**WORK TO BE COMPLETED**
In the entries that follow, how many lines contain "html"? Answer with the number only.

Web page and app entries:
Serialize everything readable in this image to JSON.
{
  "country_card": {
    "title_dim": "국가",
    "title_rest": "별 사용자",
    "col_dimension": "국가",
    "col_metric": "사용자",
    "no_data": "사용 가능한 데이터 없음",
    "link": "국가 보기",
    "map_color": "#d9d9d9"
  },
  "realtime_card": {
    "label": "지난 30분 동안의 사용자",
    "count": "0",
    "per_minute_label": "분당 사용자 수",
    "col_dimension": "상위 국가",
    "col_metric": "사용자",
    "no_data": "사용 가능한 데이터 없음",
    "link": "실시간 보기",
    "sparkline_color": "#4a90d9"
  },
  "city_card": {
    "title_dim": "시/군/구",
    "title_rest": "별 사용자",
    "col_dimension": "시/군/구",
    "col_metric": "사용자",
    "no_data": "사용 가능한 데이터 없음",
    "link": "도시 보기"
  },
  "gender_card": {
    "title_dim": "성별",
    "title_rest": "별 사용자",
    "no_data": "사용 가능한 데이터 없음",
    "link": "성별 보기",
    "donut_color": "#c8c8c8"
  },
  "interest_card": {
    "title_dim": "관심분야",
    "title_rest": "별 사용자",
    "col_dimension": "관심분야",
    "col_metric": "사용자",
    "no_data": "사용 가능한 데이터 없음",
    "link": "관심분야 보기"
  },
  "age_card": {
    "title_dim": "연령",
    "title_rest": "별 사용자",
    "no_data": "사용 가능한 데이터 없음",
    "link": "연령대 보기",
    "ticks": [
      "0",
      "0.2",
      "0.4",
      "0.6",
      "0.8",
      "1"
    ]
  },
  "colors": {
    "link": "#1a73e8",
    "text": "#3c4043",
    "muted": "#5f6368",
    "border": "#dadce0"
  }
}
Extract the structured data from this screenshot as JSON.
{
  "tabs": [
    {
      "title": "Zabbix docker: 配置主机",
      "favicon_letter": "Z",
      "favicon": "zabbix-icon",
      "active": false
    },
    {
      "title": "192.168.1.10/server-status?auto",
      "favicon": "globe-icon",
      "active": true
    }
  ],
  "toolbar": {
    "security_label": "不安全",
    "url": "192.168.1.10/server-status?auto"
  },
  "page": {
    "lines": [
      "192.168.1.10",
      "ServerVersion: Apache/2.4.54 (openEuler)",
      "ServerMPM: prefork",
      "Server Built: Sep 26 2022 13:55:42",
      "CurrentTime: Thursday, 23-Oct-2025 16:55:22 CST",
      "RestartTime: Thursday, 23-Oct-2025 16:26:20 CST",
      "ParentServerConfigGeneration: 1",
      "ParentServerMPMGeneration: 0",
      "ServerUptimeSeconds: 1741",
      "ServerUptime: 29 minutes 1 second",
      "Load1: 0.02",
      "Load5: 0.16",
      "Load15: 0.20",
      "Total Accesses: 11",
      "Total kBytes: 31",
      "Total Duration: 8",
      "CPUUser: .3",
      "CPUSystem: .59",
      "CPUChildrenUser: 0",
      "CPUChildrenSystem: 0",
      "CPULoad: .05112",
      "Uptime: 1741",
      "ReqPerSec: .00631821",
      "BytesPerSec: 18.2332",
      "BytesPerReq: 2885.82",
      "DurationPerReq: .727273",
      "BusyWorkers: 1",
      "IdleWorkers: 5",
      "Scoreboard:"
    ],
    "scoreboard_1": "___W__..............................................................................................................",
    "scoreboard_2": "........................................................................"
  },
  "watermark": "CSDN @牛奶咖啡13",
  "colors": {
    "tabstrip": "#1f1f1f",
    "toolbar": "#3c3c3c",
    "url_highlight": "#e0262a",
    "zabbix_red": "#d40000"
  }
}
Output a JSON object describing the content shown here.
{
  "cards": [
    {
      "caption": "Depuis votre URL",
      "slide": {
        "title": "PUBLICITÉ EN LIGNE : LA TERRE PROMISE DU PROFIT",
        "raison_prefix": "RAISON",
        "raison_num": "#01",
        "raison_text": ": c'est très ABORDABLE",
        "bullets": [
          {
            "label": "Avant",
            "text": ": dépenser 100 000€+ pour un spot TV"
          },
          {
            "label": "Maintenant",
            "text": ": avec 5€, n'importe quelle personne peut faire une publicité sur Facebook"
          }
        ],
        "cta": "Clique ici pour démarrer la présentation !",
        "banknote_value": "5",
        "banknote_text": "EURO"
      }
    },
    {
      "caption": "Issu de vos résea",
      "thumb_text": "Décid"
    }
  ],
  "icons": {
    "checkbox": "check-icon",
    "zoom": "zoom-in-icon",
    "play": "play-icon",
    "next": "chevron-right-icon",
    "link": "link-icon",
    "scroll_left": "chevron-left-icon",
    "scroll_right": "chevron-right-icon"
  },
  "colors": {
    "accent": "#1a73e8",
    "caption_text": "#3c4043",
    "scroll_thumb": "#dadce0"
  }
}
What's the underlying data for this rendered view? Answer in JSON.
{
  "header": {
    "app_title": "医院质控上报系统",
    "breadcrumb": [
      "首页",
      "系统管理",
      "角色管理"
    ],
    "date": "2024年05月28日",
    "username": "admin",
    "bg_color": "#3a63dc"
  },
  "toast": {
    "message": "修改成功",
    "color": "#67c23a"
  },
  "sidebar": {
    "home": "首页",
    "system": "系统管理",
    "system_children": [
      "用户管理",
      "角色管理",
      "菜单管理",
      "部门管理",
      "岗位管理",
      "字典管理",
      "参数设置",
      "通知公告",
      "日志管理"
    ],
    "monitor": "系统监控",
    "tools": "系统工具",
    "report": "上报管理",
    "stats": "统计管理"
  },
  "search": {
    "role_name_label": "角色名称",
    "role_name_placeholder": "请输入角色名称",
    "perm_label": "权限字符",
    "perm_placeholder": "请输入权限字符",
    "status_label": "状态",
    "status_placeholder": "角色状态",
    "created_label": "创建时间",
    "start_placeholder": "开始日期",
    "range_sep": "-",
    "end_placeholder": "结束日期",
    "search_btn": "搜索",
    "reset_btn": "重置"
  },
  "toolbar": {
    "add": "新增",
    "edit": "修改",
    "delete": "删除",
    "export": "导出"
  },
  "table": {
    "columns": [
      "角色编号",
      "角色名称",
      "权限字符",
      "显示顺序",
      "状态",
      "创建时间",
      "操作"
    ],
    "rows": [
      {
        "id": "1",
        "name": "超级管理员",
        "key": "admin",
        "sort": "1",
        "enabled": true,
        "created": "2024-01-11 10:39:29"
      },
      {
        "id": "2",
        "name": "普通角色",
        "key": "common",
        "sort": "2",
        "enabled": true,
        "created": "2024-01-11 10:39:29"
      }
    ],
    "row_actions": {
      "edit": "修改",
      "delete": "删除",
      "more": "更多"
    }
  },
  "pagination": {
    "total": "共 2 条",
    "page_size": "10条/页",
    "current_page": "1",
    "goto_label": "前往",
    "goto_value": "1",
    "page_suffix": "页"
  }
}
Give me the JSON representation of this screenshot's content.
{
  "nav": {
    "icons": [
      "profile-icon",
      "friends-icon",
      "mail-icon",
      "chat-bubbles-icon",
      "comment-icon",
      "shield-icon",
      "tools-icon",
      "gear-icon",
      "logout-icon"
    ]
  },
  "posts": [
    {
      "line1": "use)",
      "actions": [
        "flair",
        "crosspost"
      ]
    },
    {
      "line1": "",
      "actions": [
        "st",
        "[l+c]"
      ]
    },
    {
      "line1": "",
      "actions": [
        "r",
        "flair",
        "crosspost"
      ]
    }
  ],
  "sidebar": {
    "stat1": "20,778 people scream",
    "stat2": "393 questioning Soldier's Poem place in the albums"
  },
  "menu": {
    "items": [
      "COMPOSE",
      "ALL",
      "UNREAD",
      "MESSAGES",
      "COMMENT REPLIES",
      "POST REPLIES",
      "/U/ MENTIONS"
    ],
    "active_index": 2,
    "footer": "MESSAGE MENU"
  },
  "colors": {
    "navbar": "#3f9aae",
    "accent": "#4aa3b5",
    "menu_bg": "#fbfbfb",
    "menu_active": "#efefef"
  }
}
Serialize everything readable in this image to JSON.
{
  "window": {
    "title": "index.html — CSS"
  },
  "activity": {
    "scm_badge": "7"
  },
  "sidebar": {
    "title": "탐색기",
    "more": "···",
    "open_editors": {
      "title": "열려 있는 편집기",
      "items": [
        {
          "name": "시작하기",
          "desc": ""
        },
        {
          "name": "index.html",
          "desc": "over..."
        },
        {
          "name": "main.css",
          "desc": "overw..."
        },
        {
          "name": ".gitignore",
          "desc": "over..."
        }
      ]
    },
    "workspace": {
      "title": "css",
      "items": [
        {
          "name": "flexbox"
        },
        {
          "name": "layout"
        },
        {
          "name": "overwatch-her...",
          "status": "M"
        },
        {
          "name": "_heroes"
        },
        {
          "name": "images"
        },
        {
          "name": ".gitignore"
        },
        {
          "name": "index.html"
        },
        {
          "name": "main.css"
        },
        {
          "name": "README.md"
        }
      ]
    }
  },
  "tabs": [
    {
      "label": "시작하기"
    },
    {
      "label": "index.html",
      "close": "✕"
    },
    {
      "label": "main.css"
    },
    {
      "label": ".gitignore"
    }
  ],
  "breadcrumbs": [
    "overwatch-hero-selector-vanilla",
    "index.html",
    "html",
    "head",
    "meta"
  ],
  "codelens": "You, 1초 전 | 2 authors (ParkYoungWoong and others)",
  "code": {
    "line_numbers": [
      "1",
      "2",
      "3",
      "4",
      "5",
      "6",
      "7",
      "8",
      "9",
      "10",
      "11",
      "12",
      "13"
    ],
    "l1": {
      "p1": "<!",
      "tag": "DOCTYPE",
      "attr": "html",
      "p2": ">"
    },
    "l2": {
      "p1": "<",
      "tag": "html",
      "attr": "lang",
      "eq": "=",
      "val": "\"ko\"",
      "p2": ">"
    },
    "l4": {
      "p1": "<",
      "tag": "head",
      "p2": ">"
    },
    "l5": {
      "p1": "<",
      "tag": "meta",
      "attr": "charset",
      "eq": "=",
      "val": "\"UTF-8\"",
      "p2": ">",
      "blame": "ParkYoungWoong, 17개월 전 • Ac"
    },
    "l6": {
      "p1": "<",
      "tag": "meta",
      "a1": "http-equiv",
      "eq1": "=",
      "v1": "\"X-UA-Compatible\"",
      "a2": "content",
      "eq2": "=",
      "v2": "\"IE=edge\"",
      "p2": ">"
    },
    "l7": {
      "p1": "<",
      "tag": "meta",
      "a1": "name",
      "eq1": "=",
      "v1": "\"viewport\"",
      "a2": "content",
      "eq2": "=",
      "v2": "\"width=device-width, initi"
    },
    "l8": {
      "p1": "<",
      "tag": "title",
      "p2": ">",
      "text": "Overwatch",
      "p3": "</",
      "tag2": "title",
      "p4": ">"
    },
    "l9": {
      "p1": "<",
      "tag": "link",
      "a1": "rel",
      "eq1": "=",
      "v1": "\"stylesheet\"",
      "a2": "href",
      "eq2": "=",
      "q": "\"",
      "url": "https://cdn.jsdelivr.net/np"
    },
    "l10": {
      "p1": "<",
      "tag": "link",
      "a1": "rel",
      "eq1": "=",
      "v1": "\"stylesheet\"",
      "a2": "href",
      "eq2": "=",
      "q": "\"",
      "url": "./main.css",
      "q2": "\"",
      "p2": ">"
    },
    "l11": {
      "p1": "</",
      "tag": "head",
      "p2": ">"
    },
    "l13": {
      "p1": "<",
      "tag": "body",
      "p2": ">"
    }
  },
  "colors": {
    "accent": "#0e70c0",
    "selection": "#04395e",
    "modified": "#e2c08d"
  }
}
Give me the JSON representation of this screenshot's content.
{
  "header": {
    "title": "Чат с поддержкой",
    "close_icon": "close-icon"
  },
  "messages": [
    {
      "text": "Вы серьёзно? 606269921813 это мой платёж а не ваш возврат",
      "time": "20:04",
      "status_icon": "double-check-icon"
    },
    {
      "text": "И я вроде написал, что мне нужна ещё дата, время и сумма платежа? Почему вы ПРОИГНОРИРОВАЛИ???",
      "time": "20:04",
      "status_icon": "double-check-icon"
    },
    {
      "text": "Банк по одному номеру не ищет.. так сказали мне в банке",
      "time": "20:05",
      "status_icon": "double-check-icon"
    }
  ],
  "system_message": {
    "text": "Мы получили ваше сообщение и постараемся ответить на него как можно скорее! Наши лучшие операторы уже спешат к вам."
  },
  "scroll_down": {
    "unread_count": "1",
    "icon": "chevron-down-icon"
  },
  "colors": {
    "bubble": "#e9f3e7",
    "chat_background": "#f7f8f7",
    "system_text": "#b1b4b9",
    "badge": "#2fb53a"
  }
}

**ANSWER SECTION**
8